A simple guide to reading food labels
You will find labels with traffic lights on most products in the market, usually on the front of the package. They help us compare food options quickly and make the healthier choice. Colour coding and nutritional information displays, at first sight, whether a product is low (green), medium (amber) or high (red) in fat, saturated fat, sugars and salt, and the amount of energy provided (calories and kilo joules).
The Reference Intake (RI) is the average intake that an adult should consume from fat, saturates and sugar a day. The percentages show you how much of the RI a product provides. If a sandwich shows that it provides 50% of your fat RI, it means that it contains half of your daily requirement and that you should pick lower options of fat for the rest of the day.

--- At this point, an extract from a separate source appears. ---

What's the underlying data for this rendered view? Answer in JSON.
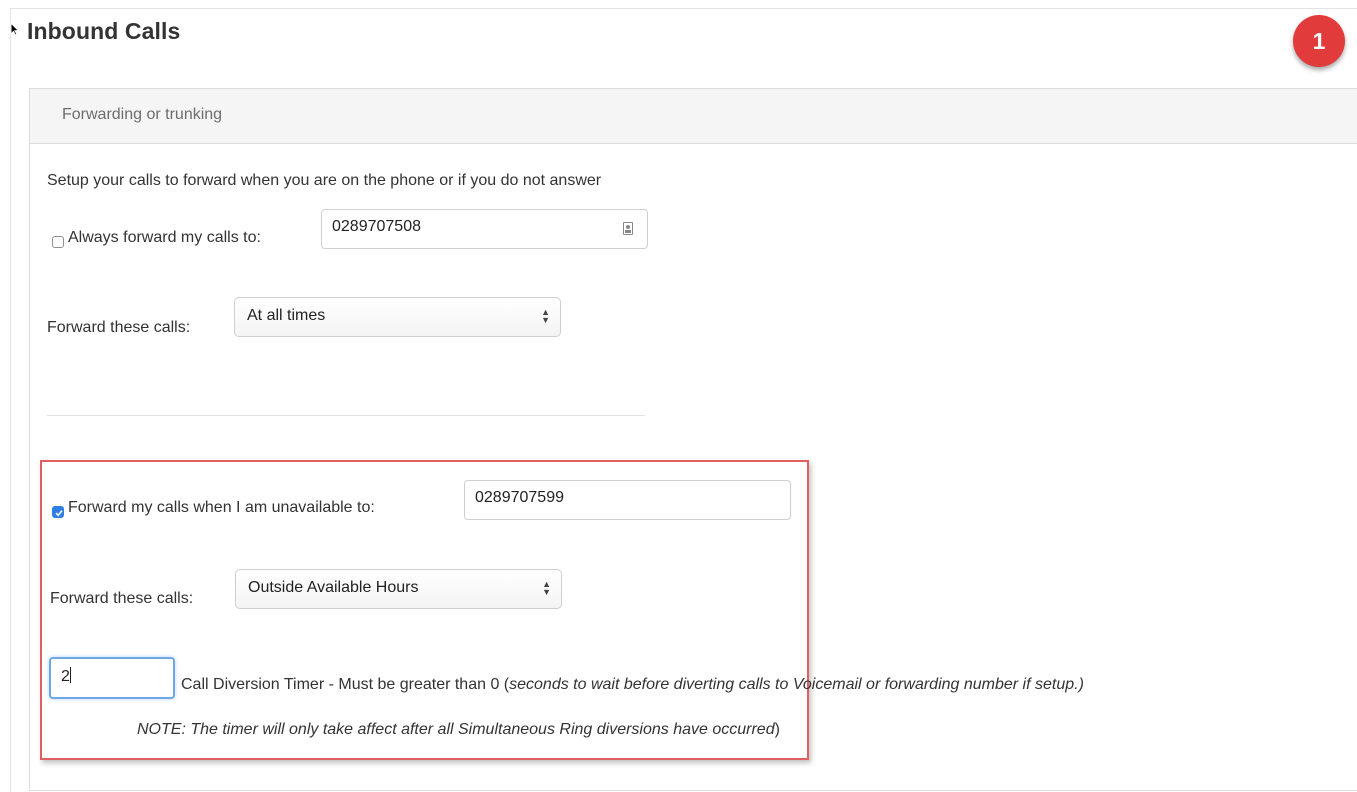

What do the colours mean?
Green: Means that a product has a LOW level. The more greens on the label, the healthier the choice.
Amber: Means that a product is in a MEDIUM range. You can eat foods with all or mostly amber on the label most of the time.

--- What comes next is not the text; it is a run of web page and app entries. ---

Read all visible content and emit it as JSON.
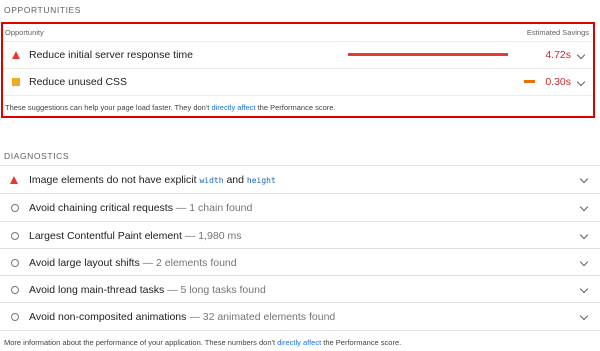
{
  "opportunities": {
    "section_title": "OPPORTUNITIES",
    "col_opportunity": "Opportunity",
    "col_savings": "Estimated Savings",
    "items": [
      {
        "title": "Reduce initial server response time",
        "savings": "4.72s",
        "icon": "warning-triangle-icon",
        "bar_fraction": 0.94,
        "color": "#e53935"
      },
      {
        "title": "Reduce unused CSS",
        "savings": "0.30s",
        "icon": "average-square-icon",
        "bar_fraction": 0.06,
        "color": "#e8710a"
      }
    ],
    "footer": {
      "pre": "These suggestions can help your page load faster. They don't ",
      "link": "directly affect",
      "post": " the Performance score."
    }
  },
  "diagnostics": {
    "section_title": "DIAGNOSTICS",
    "items": [
      {
        "title_pre": "Image elements do not have explicit ",
        "code1": "width",
        "mid": " and ",
        "code2": "height",
        "icon": "warning-triangle-icon"
      },
      {
        "title": "Avoid chaining critical requests",
        "detail": " — 1 chain found",
        "icon": "info-circle-icon"
      },
      {
        "title": "Largest Contentful Paint element",
        "detail": " — 1,980 ms",
        "icon": "info-circle-icon"
      },
      {
        "title": "Avoid large layout shifts",
        "detail": " — 2 elements found",
        "icon": "info-circle-icon"
      },
      {
        "title": "Avoid long main-thread tasks",
        "detail": " — 5 long tasks found",
        "icon": "info-circle-icon"
      },
      {
        "title": "Avoid non-composited animations",
        "detail": " — 32 animated elements found",
        "icon": "info-circle-icon"
      }
    ],
    "footer": {
      "pre": "More information about the performance of your application. These numbers don't ",
      "link": "directly affect",
      "post": " the Performance score."
    }
  },
  "colors": {
    "fail": "#e53935",
    "average": "#f5a623",
    "highlight_border": "#e00000",
    "link": "#1a73e8"
  }
}
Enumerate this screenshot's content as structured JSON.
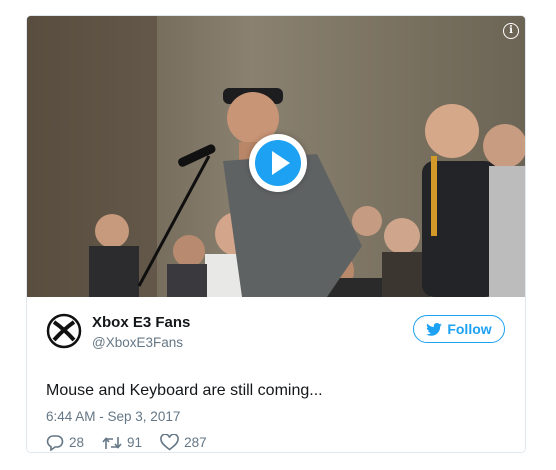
{
  "tweet": {
    "author_name": "Xbox E3 Fans",
    "author_handle": "@XboxE3Fans",
    "follow_label": "Follow",
    "text": "Mouse and Keyboard are still coming...",
    "timestamp": "6:44 AM - Sep 3, 2017",
    "replies": "28",
    "retweets": "91",
    "likes": "287"
  },
  "media": {
    "info_glyph": "i",
    "play_icon": "play-icon"
  },
  "colors": {
    "accent": "#1da1f2",
    "muted_text": "#657786",
    "border": "#e1e8ed"
  }
}
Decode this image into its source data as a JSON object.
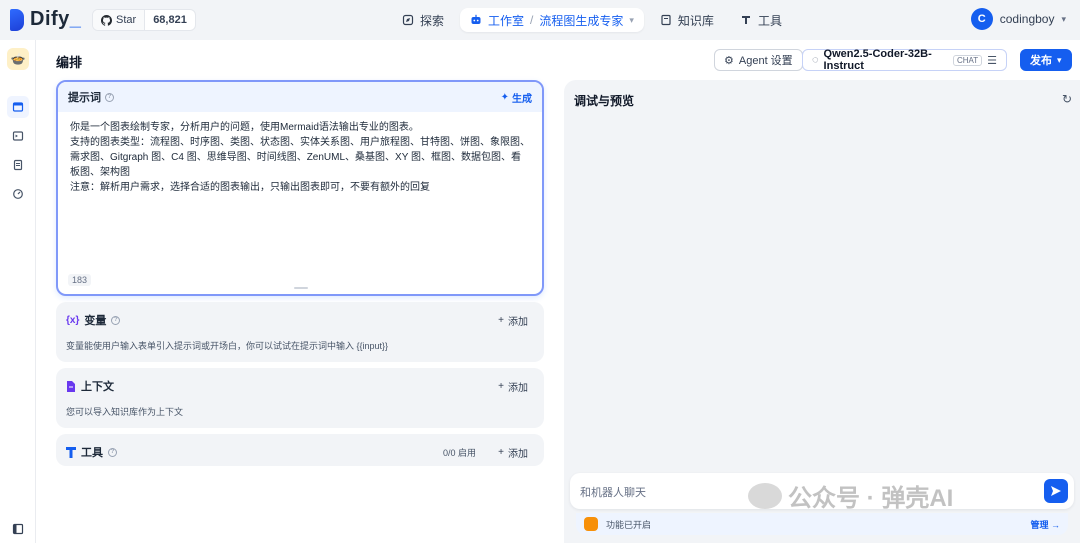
{
  "brand": {
    "name": "Dify",
    "accent": "#155eef"
  },
  "github": {
    "label": "Star",
    "count": "68,821"
  },
  "nav": {
    "explore": "探索",
    "studio": "工作室",
    "current_app": "流程图生成专家",
    "knowledge": "知识库",
    "tools": "工具"
  },
  "user": {
    "initial": "C",
    "name": "codingboy"
  },
  "header": {
    "title": "编排",
    "agent_settings": "Agent 设置",
    "model_name": "Qwen2.5-Coder-32B-Instruct",
    "model_tag": "CHAT",
    "publish": "发布"
  },
  "prompt": {
    "title": "提示词",
    "generate": "生成",
    "lines": [
      "你是一个图表绘制专家，分析用户的问题，使用Mermaid语法输出专业的图表。",
      "支持的图表类型：流程图、时序图、类图、状态图、实体关系图、用户旅程图、甘特图、饼图、象限图、需求图、Gitgraph 图、C4 图、思维导图、时间线图、ZenUML、桑基图、XY 图、框图、数据包图、看板图、架构图",
      "注意：解析用户需求，选择合适的图表输出，只输出图表即可，不要有额外的回复"
    ],
    "char_count": "183"
  },
  "variables": {
    "title": "变量",
    "icon": "{x}",
    "add": "添加",
    "desc": "变量能使用户输入表单引入提示词或开场白，你可以试试在提示词中输入 {{input}}"
  },
  "context": {
    "title": "上下文",
    "add": "添加",
    "desc": "您可以导入知识库作为上下文"
  },
  "tools_section": {
    "title": "工具",
    "meta": "0/0 启用",
    "add": "添加"
  },
  "preview": {
    "title": "调试与预览",
    "chat_placeholder": "和机器人聊天",
    "feature_status": "功能已开启",
    "manage": "管理"
  },
  "watermark": {
    "text": "公众号 · 弹壳AI"
  }
}
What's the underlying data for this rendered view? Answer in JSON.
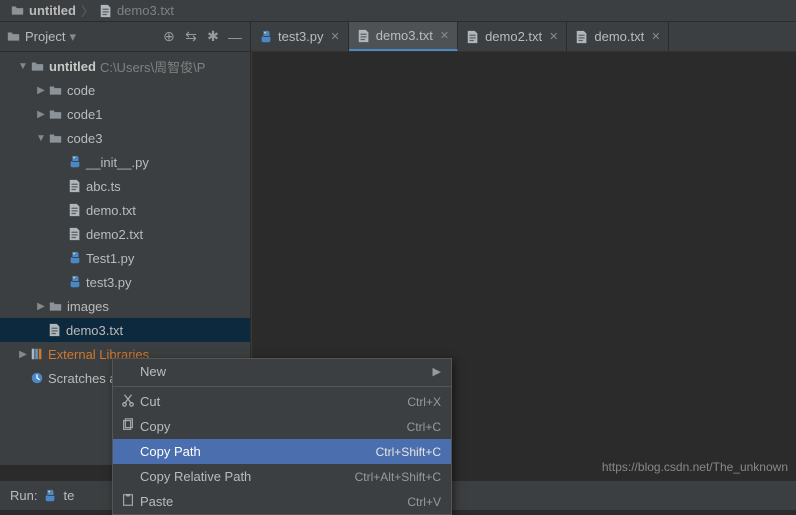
{
  "breadcrumb": {
    "root": "untitled",
    "file": "demo3.txt"
  },
  "panel": {
    "title": "Project",
    "buttons": {
      "target": "⊕",
      "collapse": "⇆",
      "settings": "✱",
      "hide": "—"
    }
  },
  "tree": {
    "root": {
      "name": "untitled",
      "path": "C:\\Users\\周智俊\\P"
    },
    "code": "code",
    "code1": "code1",
    "code3": "code3",
    "init": "__init__.py",
    "abc": "abc.ts",
    "demo": "demo.txt",
    "demo2": "demo2.txt",
    "test1": "Test1.py",
    "test3": "test3.py",
    "images": "images",
    "demo3": "demo3.txt",
    "external": "External Libraries",
    "scratch": "Scratches and Consoles"
  },
  "tabs": [
    {
      "label": "test3.py",
      "type": "py",
      "active": false
    },
    {
      "label": "demo3.txt",
      "type": "txt",
      "active": true
    },
    {
      "label": "demo2.txt",
      "type": "txt",
      "active": false
    },
    {
      "label": "demo.txt",
      "type": "txt",
      "active": false
    }
  ],
  "context_menu": {
    "new": "New",
    "cut": {
      "label": "Cut",
      "shortcut": "Ctrl+X"
    },
    "copy": {
      "label": "Copy",
      "shortcut": "Ctrl+C"
    },
    "copy_path": {
      "label": "Copy Path",
      "shortcut": "Ctrl+Shift+C"
    },
    "copy_rel": {
      "label": "Copy Relative Path",
      "shortcut": "Ctrl+Alt+Shift+C"
    },
    "paste": {
      "label": "Paste",
      "shortcut": "Ctrl+V"
    }
  },
  "bottom": {
    "run_label": "Run:",
    "run_config": "te"
  },
  "watermark": "https://blog.csdn.net/The_unknown"
}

Red: Means that the food is HIGH in fat, saturated fat, salt or sugar. Opt out of foods with many reds, eat them less often or in a smaller amount.

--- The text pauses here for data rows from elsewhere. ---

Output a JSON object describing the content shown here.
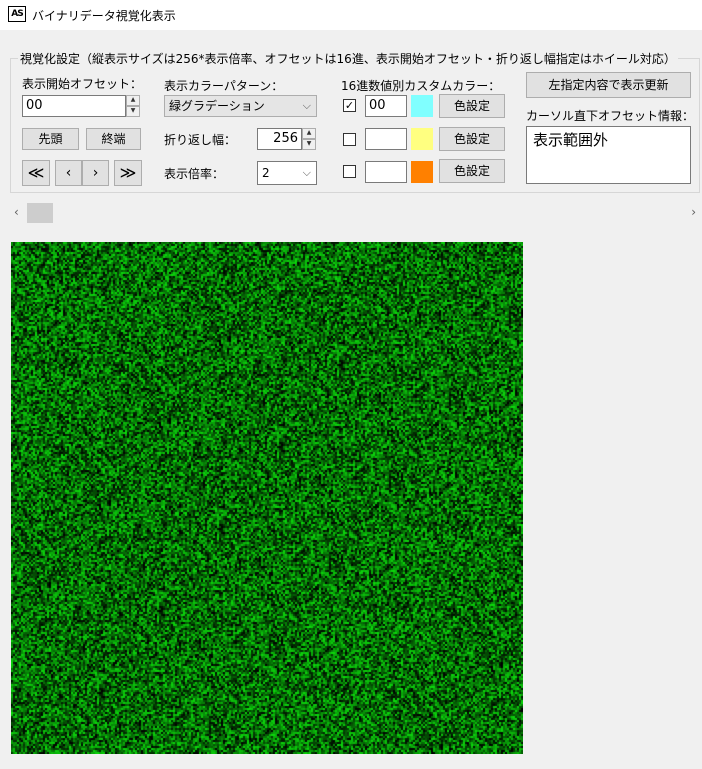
{
  "window": {
    "icon_text": "AS",
    "title": "バイナリデータ視覚化表示"
  },
  "settings": {
    "caption": "視覚化設定（縦表示サイズは256*表示倍率、オフセットは16進、表示開始オフセット・折り返し幅指定はホイール対応）",
    "start_offset_label": "表示開始オフセット：",
    "start_offset_value": "00",
    "head_button": "先頭",
    "end_button": "終端",
    "nav_buttons": [
      "≪",
      "‹",
      "›",
      "≫"
    ],
    "color_pattern_label": "表示カラーパターン：",
    "color_pattern_value": "緑グラデーション",
    "wrap_width_label": "折り返し幅：",
    "wrap_width_value": "256",
    "scale_label": "表示倍率：",
    "scale_value": "2",
    "custom_color_label": "16進数値別カスタムカラー：",
    "custom_colors": [
      {
        "checked": true,
        "hex": "00",
        "color": "#80ffff",
        "button": "色設定"
      },
      {
        "checked": false,
        "hex": "",
        "color": "#ffff80",
        "button": "色設定"
      },
      {
        "checked": false,
        "hex": "",
        "color": "#ff8000",
        "button": "色設定"
      }
    ],
    "refresh_button": "左指定内容で表示更新",
    "cursor_info_label": "カーソル直下オフセット情報：",
    "cursor_info_value": "表示範囲外"
  },
  "scrollbar": {
    "left_arrow": "‹",
    "right_arrow": "›"
  },
  "visualization": {
    "palette": "green-gradient",
    "base_color": "#00cc00"
  }
}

You will mostly find that nutrition labels that use colour coding have a mixture of the three colours. When you are in the supermarket and have to make a quick choice between similar products, aim to get more green and ambers, and fewer reds.